Which lines of the material hold the word "section"? Copy each one.

==== Record excerpts ====

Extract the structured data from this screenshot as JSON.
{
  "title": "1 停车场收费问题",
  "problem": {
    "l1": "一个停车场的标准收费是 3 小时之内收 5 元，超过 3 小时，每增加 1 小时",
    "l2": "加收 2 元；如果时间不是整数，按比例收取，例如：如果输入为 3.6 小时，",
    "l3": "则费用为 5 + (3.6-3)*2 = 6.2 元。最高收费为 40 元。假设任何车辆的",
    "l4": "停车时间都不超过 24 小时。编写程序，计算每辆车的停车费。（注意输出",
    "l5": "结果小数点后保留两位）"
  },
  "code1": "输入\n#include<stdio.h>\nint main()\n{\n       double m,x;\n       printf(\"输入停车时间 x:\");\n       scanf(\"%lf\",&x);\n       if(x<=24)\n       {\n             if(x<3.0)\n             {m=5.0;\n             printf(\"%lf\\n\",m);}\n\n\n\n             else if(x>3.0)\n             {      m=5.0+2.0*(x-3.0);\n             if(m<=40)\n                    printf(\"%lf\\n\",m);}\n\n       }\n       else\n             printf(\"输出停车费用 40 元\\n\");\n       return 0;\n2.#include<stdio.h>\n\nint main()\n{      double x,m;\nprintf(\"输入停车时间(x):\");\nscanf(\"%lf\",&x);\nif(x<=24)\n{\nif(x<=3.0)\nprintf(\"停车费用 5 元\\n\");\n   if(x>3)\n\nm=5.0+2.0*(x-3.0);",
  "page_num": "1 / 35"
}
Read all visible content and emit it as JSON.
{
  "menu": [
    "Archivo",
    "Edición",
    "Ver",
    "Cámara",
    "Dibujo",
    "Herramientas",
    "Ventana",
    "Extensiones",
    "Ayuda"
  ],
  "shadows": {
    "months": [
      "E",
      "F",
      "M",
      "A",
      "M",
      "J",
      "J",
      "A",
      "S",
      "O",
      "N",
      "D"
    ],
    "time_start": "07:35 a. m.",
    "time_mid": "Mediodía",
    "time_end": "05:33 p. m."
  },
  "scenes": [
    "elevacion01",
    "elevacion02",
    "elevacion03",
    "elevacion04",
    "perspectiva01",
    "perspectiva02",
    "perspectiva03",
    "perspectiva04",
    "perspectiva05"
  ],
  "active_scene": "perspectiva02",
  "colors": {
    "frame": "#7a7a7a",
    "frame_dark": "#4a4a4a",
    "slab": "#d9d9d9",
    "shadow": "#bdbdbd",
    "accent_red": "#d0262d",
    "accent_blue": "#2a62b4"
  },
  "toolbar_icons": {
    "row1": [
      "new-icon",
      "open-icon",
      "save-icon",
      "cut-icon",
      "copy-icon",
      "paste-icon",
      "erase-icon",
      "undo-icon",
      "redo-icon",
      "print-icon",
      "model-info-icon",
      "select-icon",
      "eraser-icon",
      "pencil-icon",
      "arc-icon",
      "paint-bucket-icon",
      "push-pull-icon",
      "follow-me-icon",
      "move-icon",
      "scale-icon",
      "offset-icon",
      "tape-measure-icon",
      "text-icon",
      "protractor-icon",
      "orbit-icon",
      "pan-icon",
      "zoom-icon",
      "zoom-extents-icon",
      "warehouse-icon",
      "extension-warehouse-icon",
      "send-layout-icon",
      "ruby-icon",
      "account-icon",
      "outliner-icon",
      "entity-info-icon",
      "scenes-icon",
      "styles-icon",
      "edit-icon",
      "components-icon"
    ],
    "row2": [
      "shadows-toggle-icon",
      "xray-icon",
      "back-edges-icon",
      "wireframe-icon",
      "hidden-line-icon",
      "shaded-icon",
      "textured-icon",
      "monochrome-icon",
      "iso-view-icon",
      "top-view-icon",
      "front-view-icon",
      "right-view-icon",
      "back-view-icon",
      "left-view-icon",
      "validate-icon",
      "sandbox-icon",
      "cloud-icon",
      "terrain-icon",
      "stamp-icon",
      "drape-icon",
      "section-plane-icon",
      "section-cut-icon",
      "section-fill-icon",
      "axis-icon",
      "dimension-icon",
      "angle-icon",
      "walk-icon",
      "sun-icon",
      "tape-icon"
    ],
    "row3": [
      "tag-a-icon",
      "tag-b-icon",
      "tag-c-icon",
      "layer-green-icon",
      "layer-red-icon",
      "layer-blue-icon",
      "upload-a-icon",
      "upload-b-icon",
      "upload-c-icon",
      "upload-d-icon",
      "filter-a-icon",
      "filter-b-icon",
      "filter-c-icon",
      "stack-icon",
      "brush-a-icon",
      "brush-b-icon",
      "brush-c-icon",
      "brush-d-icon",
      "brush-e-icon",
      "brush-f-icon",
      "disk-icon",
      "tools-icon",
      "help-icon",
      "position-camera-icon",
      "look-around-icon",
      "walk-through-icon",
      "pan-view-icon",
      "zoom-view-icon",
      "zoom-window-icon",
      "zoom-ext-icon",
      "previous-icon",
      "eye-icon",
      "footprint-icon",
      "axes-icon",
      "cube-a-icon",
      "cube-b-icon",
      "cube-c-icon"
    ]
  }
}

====

* Solution below:
      "section-plane-icon",
      "section-cut-icon",
      "section-fill-icon",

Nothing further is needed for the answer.